Materials provided:
★ ★ ★

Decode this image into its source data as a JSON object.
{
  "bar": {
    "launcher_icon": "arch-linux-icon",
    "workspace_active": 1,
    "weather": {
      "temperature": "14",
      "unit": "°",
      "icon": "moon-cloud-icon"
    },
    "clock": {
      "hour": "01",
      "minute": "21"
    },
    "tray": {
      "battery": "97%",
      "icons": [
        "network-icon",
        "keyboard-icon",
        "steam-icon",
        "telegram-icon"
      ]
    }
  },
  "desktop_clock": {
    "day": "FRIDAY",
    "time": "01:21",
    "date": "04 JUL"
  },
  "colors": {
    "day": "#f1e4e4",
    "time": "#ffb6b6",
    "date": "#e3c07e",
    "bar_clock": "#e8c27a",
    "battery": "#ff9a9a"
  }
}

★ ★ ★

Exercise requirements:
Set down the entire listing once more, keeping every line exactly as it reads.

Exercise answer:
Decode this image into its source data as a JSON object.
{
  "bar": {
    "launcher_icon": "arch-linux-icon",
    "workspace_active": 1,
    "weather": {
      "temperature": "14",
      "unit": "°",
      "icon": "moon-cloud-icon"
    },
    "clock": {
      "hour": "01",
      "minute": "21"
    },
    "tray": {
      "battery": "97%",
      "icons": [
        "network-icon",
        "keyboard-icon",
        "steam-icon",
        "telegram-icon"
      ]
    }
  },
  "desktop_clock": {
    "day": "FRIDAY",
    "time": "01:21",
    "date": "04 JUL"
  },
  "colors": {
    "day": "#f1e4e4",
    "time": "#ffb6b6",
    "date": "#e3c07e",
    "bar_clock": "#e8c27a",
    "battery": "#ff9a9a"
  }
}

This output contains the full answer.